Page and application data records

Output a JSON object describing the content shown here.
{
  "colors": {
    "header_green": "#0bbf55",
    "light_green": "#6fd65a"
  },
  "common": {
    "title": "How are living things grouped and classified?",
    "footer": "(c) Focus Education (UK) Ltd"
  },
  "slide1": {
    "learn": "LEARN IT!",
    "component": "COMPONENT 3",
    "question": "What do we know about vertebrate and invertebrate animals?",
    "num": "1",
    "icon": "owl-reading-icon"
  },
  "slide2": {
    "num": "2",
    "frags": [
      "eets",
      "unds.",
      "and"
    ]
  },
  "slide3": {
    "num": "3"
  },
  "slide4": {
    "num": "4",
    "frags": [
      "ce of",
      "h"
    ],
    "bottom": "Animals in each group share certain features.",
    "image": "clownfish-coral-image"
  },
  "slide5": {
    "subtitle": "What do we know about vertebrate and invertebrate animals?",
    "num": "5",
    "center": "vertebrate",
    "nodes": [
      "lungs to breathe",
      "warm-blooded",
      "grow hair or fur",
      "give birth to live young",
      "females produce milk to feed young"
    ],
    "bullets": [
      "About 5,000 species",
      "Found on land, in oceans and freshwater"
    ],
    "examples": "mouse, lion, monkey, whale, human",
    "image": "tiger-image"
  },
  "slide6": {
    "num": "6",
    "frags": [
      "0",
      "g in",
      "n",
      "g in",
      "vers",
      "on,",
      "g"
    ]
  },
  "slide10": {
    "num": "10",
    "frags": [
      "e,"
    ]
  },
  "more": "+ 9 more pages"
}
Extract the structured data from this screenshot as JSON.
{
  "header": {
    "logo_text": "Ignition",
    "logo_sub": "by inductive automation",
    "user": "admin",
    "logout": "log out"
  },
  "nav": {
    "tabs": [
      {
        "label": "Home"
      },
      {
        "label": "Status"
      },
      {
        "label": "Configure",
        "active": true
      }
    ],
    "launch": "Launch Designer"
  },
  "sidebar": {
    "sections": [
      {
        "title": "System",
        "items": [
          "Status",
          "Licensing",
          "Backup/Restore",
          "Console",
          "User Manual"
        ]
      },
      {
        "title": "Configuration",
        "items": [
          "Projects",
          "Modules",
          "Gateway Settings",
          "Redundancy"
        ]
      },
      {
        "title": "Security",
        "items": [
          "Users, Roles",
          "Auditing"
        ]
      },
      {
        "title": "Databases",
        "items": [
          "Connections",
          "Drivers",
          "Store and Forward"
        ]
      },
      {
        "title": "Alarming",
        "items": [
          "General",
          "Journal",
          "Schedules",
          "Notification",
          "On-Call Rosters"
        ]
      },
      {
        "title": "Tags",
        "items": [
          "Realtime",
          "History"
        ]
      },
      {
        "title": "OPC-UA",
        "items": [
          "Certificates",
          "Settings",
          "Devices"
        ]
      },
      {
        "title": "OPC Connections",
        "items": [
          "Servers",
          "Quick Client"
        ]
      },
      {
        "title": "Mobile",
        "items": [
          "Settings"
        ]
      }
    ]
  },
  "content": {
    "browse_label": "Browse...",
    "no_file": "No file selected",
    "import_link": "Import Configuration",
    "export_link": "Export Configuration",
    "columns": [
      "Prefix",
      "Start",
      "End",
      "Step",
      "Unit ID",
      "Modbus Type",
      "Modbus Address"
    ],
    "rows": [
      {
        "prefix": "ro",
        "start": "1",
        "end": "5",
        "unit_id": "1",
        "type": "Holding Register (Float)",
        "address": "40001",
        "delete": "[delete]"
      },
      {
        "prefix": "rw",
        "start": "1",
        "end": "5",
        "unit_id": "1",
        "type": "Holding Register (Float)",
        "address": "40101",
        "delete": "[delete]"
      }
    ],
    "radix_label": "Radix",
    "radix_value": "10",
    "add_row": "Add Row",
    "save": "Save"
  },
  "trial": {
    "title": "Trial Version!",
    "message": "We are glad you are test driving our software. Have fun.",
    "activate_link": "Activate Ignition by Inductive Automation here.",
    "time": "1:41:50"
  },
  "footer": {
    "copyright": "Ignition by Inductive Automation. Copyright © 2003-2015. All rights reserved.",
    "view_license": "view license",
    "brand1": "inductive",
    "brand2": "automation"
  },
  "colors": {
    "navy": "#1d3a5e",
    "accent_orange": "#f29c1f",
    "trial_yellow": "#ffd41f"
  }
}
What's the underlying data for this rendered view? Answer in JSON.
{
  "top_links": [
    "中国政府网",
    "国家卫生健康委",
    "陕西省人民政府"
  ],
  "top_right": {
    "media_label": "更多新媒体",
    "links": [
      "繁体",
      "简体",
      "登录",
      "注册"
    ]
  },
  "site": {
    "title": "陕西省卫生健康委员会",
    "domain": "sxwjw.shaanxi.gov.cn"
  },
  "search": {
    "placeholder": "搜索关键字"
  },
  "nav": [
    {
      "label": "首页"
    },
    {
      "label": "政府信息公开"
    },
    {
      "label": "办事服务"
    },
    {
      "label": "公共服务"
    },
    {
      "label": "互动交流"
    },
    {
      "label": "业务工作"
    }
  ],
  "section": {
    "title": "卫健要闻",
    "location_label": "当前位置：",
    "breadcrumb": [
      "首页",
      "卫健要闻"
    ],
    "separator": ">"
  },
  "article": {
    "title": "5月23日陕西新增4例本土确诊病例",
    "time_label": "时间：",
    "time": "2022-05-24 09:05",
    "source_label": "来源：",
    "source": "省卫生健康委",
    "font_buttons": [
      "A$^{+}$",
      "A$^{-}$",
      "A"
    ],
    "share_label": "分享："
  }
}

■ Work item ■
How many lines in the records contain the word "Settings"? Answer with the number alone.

■ Output for this exercise ■
3